:: Exercise directions ::
Every entry below must be retyped exactly, and the pictures must be left out.

:: Input records ::
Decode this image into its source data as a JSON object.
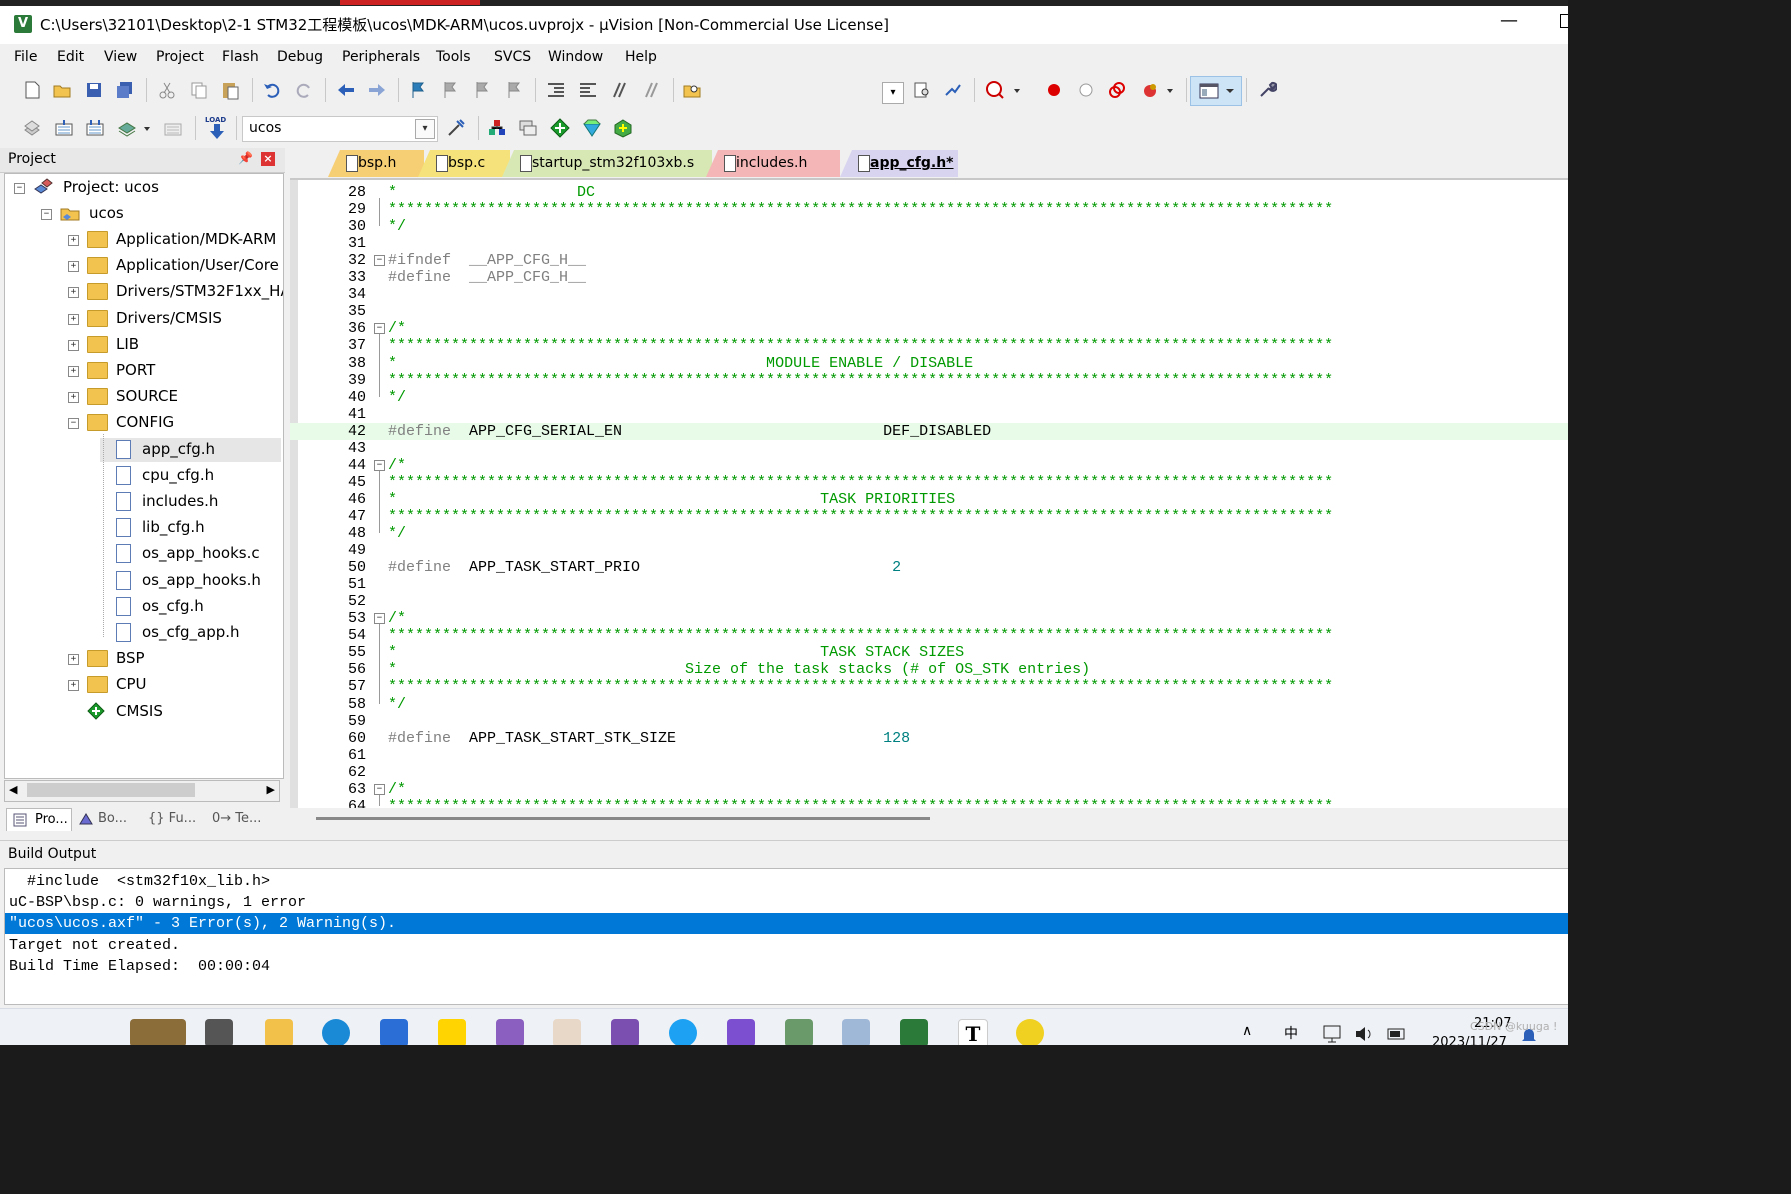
{
  "window": {
    "title": "C:\\Users\\32101\\Desktop\\2-1 STM32工程模板\\ucos\\MDK-ARM\\ucos.uvprojx - µVision  [Non-Commercial Use License]",
    "minimize_glyph": "—"
  },
  "menu": [
    "File",
    "Edit",
    "View",
    "Project",
    "Flash",
    "Debug",
    "Peripherals",
    "Tools",
    "SVCS",
    "Window",
    "Help"
  ],
  "toolbar": {
    "target_name": "ucos",
    "load_label": "LOAD"
  },
  "project_panel": {
    "title": "Project",
    "root": "Project: ucos",
    "target": "ucos",
    "groups": [
      "Application/MDK-ARM",
      "Application/User/Core",
      "Drivers/STM32F1xx_HAL",
      "Drivers/CMSIS",
      "LIB",
      "PORT",
      "SOURCE",
      "CONFIG"
    ],
    "config_files": [
      "app_cfg.h",
      "cpu_cfg.h",
      "includes.h",
      "lib_cfg.h",
      "os_app_hooks.c",
      "os_app_hooks.h",
      "os_cfg.h",
      "os_cfg_app.h"
    ],
    "groups_after": [
      "BSP",
      "CPU",
      "CMSIS"
    ],
    "bottom_tabs": [
      "Pro...",
      "Bo...",
      "{} Fu...",
      "0→ Te..."
    ]
  },
  "editor_tabs": [
    {
      "label": "bsp.h",
      "color": "#f6ce74"
    },
    {
      "label": "bsp.c",
      "color": "#f5e27a"
    },
    {
      "label": "startup_stm32f103xb.s",
      "color": "#d8e8b4"
    },
    {
      "label": "includes.h",
      "color": "#f4b6b6"
    },
    {
      "label": "app_cfg.h*",
      "color": "#d8d4f0"
    }
  ],
  "code_lines": [
    {
      "n": "28",
      "text": "*                    DC"
    },
    {
      "n": "29",
      "text": "*********************************************************************************************************"
    },
    {
      "n": "30",
      "text": "*/"
    },
    {
      "n": "31",
      "text": ""
    },
    {
      "n": "32",
      "text": "#ifndef  __APP_CFG_H__"
    },
    {
      "n": "33",
      "text": "#define  __APP_CFG_H__"
    },
    {
      "n": "34",
      "text": ""
    },
    {
      "n": "35",
      "text": ""
    },
    {
      "n": "36",
      "text": "/*"
    },
    {
      "n": "37",
      "text": "*********************************************************************************************************"
    },
    {
      "n": "38",
      "text": "*                                         MODULE ENABLE / DISABLE"
    },
    {
      "n": "39",
      "text": "*********************************************************************************************************"
    },
    {
      "n": "40",
      "text": "*/"
    },
    {
      "n": "41",
      "text": ""
    },
    {
      "n": "42",
      "text": "#define  APP_CFG_SERIAL_EN                             DEF_DISABLED"
    },
    {
      "n": "43",
      "text": ""
    },
    {
      "n": "44",
      "text": "/*"
    },
    {
      "n": "45",
      "text": "*********************************************************************************************************"
    },
    {
      "n": "46",
      "text": "*                                               TASK PRIORITIES"
    },
    {
      "n": "47",
      "text": "*********************************************************************************************************"
    },
    {
      "n": "48",
      "text": "*/"
    },
    {
      "n": "49",
      "text": ""
    },
    {
      "n": "50",
      "text": "#define  APP_TASK_START_PRIO                            2"
    },
    {
      "n": "51",
      "text": ""
    },
    {
      "n": "52",
      "text": ""
    },
    {
      "n": "53",
      "text": "/*"
    },
    {
      "n": "54",
      "text": "*********************************************************************************************************"
    },
    {
      "n": "55",
      "text": "*                                               TASK STACK SIZES"
    },
    {
      "n": "56",
      "text": "*                                Size of the task stacks (# of OS_STK entries)"
    },
    {
      "n": "57",
      "text": "*********************************************************************************************************"
    },
    {
      "n": "58",
      "text": "*/"
    },
    {
      "n": "59",
      "text": ""
    },
    {
      "n": "60",
      "text": "#define  APP_TASK_START_STK_SIZE                       128"
    },
    {
      "n": "61",
      "text": ""
    },
    {
      "n": "62",
      "text": ""
    },
    {
      "n": "63",
      "text": "/*"
    },
    {
      "n": "64",
      "text": "*********************************************************************************************************"
    }
  ],
  "build_output": {
    "title": "Build Output",
    "lines": [
      "  #include  <stm32f10x_lib.h>",
      "uC-BSP\\bsp.c: 0 warnings, 1 error",
      "\"ucos\\ucos.axf\" - 3 Error(s), 2 Warning(s).",
      "Target not created.",
      "Build Time Elapsed:  00:00:04"
    ],
    "selected_index": 2
  },
  "taskbar": {
    "ime": "中",
    "time": "21:07",
    "date": "2023/11/27",
    "watermark": "CSDN @kuuga !"
  },
  "colors": {
    "selection": "#0078d7",
    "comment": "#009900",
    "number": "#008080",
    "preprocessor": "#808080",
    "current_line": "#e8fbe8"
  }
}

:: Task solution ::
Decode this image into its source data as a JSON object.
{
  "window": {
    "title": "C:\\Users\\32101\\Desktop\\2-1 STM32工程模板\\ucos\\MDK-ARM\\ucos.uvprojx - µVision  [Non-Commercial Use License]",
    "minimize_glyph": "—"
  },
  "menu": [
    "File",
    "Edit",
    "View",
    "Project",
    "Flash",
    "Debug",
    "Peripherals",
    "Tools",
    "SVCS",
    "Window",
    "Help"
  ],
  "toolbar": {
    "target_name": "ucos",
    "load_label": "LOAD"
  },
  "project_panel": {
    "title": "Project",
    "root": "Project: ucos",
    "target": "ucos",
    "groups": [
      "Application/MDK-ARM",
      "Application/User/Core",
      "Drivers/STM32F1xx_HAL",
      "Drivers/CMSIS",
      "LIB",
      "PORT",
      "SOURCE",
      "CONFIG"
    ],
    "config_files": [
      "app_cfg.h",
      "cpu_cfg.h",
      "includes.h",
      "lib_cfg.h",
      "os_app_hooks.c",
      "os_app_hooks.h",
      "os_cfg.h",
      "os_cfg_app.h"
    ],
    "groups_after": [
      "BSP",
      "CPU",
      "CMSIS"
    ],
    "bottom_tabs": [
      "Pro...",
      "Bo...",
      "{} Fu...",
      "0→ Te..."
    ]
  },
  "editor_tabs": [
    {
      "label": "bsp.h",
      "color": "#f6ce74"
    },
    {
      "label": "bsp.c",
      "color": "#f5e27a"
    },
    {
      "label": "startup_stm32f103xb.s",
      "color": "#d8e8b4"
    },
    {
      "label": "includes.h",
      "color": "#f4b6b6"
    },
    {
      "label": "app_cfg.h*",
      "color": "#d8d4f0"
    }
  ],
  "code_lines": [
    {
      "n": "28",
      "text": "*                    DC"
    },
    {
      "n": "29",
      "text": "*********************************************************************************************************"
    },
    {
      "n": "30",
      "text": "*/"
    },
    {
      "n": "31",
      "text": ""
    },
    {
      "n": "32",
      "text": "#ifndef  __APP_CFG_H__"
    },
    {
      "n": "33",
      "text": "#define  __APP_CFG_H__"
    },
    {
      "n": "34",
      "text": ""
    },
    {
      "n": "35",
      "text": ""
    },
    {
      "n": "36",
      "text": "/*"
    },
    {
      "n": "37",
      "text": "*********************************************************************************************************"
    },
    {
      "n": "38",
      "text": "*                                         MODULE ENABLE / DISABLE"
    },
    {
      "n": "39",
      "text": "*********************************************************************************************************"
    },
    {
      "n": "40",
      "text": "*/"
    },
    {
      "n": "41",
      "text": ""
    },
    {
      "n": "42",
      "text": "#define  APP_CFG_SERIAL_EN                             DEF_DISABLED"
    },
    {
      "n": "43",
      "text": ""
    },
    {
      "n": "44",
      "text": "/*"
    },
    {
      "n": "45",
      "text": "*********************************************************************************************************"
    },
    {
      "n": "46",
      "text": "*                                               TASK PRIORITIES"
    },
    {
      "n": "47",
      "text": "*********************************************************************************************************"
    },
    {
      "n": "48",
      "text": "*/"
    },
    {
      "n": "49",
      "text": ""
    },
    {
      "n": "50",
      "text": "#define  APP_TASK_START_PRIO                            2"
    },
    {
      "n": "51",
      "text": ""
    },
    {
      "n": "52",
      "text": ""
    },
    {
      "n": "53",
      "text": "/*"
    },
    {
      "n": "54",
      "text": "*********************************************************************************************************"
    },
    {
      "n": "55",
      "text": "*                                               TASK STACK SIZES"
    },
    {
      "n": "56",
      "text": "*                                Size of the task stacks (# of OS_STK entries)"
    },
    {
      "n": "57",
      "text": "*********************************************************************************************************"
    },
    {
      "n": "58",
      "text": "*/"
    },
    {
      "n": "59",
      "text": ""
    },
    {
      "n": "60",
      "text": "#define  APP_TASK_START_STK_SIZE                       128"
    },
    {
      "n": "61",
      "text": ""
    },
    {
      "n": "62",
      "text": ""
    },
    {
      "n": "63",
      "text": "/*"
    },
    {
      "n": "64",
      "text": "*********************************************************************************************************"
    }
  ],
  "build_output": {
    "title": "Build Output",
    "lines": [
      "  #include  <stm32f10x_lib.h>",
      "uC-BSP\\bsp.c: 0 warnings, 1 error",
      "\"ucos\\ucos.axf\" - 3 Error(s), 2 Warning(s).",
      "Target not created.",
      "Build Time Elapsed:  00:00:04"
    ],
    "selected_index": 2
  },
  "taskbar": {
    "ime": "中",
    "time": "21:07",
    "date": "2023/11/27",
    "watermark": "CSDN @kuuga !"
  },
  "colors": {
    "selection": "#0078d7",
    "comment": "#009900",
    "number": "#008080",
    "preprocessor": "#808080",
    "current_line": "#e8fbe8"
  }
}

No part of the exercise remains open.